Not sure why we should call a gravel bike what we used to call a fitness or hybrid bike actually.
  • 2 0
 @lacuna: No idea why you would want a drop bar on a gravel bike. I kinda get the aero argument for road bikes but for everything else comfort and control seems more important to me

You named it, comfort. Since MTBers decided bar ends were unfashionables flat bars end up locking you in a uncomfortable unique position that is only useful on technical stuff. Of course you can bring them on singletracks and trails but gravel biking is more about riding on the road, or on fireroad like paths without anything technically challenging. Drop bars offer a lot in that context in term of comfort with multiple positions. And yes aero helps, even when grinding slowly up a gravel road in the mountain. Winds can be gutsy up there.
  • 1 0
 @opignonlibre: Yes, old narrow flat bars do create an uncomfortable position but I'm using wide riser bars with ergon grips, which have bar ends built in. As I previously said, I agree that drops offer more positions but, in my experience, they are all uncomfortable
  • 2 0
 Blah blah blah### jet engine###blah blah blah... And now you have my attention! Is the jet "assist" bike for the elderly and infirm / injured who might not otherwise be able to enjoy biking?
  • 3 0
 Lol at greasy chain sitting on the brake rotors.
  • 1 0
 Is the Suspension System at the BMC bike similar to the thin Cannondale used year ago in their MTBs?
  • 1 0
 @dangerholm. Electric FS FATbike build under 12 kg anytime soon? Have to cater for the scandinavian junkies out there.
  • 1 0
 At first glance I thought Dangerholm had fitted a jet engine to a bike… Now slightly disappointed that he hasn’t.
  • 1 0
 I'll read anything written by Dave Rome. Especially if it's about chains.
  • 1 0
 First seeing a Taiwanese news on PB.Proud of that genius!!!
  • 1 0
 What is this babel?
  • 2 4
 The filtering system does not allow for road bike content to be blocked from feeds
  • 3 4
 First ebikes, and now roadbikes... Frown
  • 1 2
 Dangerholm, one word for you, Campagnolo…
Below threshold threads are hidden

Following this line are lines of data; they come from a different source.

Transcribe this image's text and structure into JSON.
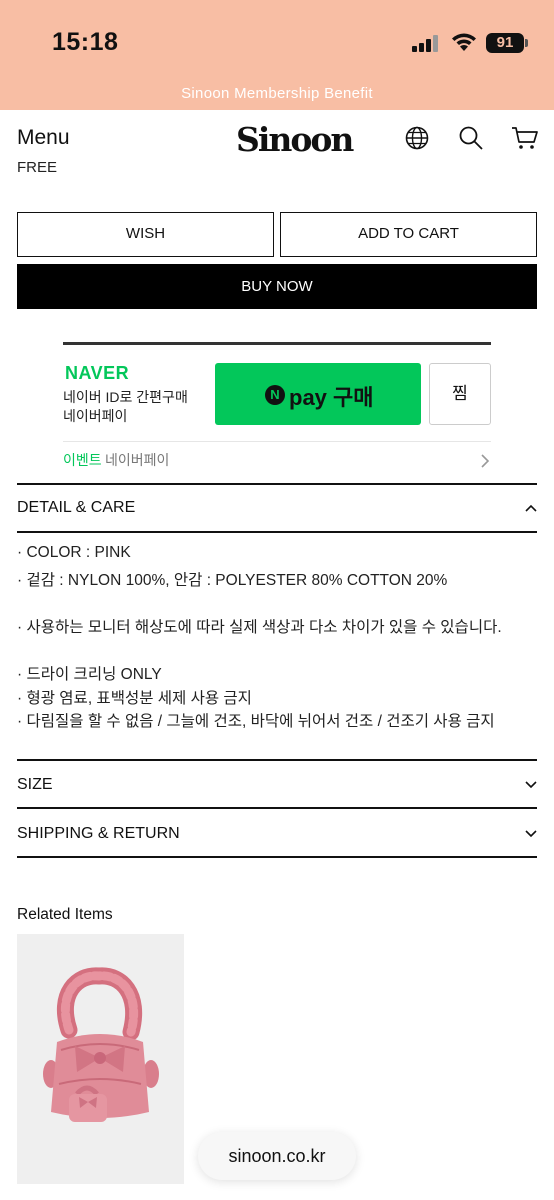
{
  "status_bar": {
    "time": "15:18",
    "battery": "91"
  },
  "promo_bar": {
    "text": "Sinoon Membership Benefit"
  },
  "header": {
    "menu_label": "Menu",
    "logo_text": "Sinoon"
  },
  "product": {
    "shipping_fee": "FREE",
    "wish_label": "WISH",
    "add_to_cart_label": "ADD TO CART",
    "buy_now_label": "BUY NOW"
  },
  "naver_pay": {
    "brand": "NAVER",
    "line1": "네이버 ID로 간편구매",
    "line2": "네이버페이",
    "pay_n": "N",
    "pay_label": "pay 구매",
    "jjim_label": "찜",
    "event_label": "이벤트",
    "event_sub": "네이버페이"
  },
  "accordions": {
    "detail_title": "DETAIL & CARE",
    "size_title": "SIZE",
    "shipping_title": "SHIPPING & RETURN"
  },
  "detail_lines": [
    "· COLOR : PINK",
    "· 겉감 : NYLON 100%, 안감 : POLYESTER 80% COTTON 20%",
    "· 사용하는 모니터 해상도에 따라 실제 색상과 다소 차이가 있을 수 있습니다.",
    "· 드라이 크리닝 ONLY",
    "· 형광 염료, 표백성분 세제 사용 금지",
    "· 다림질을 할 수 없음 / 그늘에 건조, 바닥에 뉘어서 건조 / 건조기 사용 금지"
  ],
  "related": {
    "title": "Related Items"
  },
  "browser": {
    "url": "sinoon.co.kr"
  },
  "colors": {
    "status_bg": "#f8bea4",
    "naver_green": "#03c75a",
    "button_black": "#000000"
  },
  "icons": [
    "globe-icon",
    "search-icon",
    "cart-icon",
    "chevron-up-icon",
    "chevron-down-icon",
    "chevron-right-icon"
  ]
}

Post a Comment



You must login to Pinkbike.
Don't have an account? Sign up

Join Pinkbike  Login
Copyright © 2000 - 2021. Pinkbike.com. All rights reserved.
dv65 0.011774
Mobile Version of Website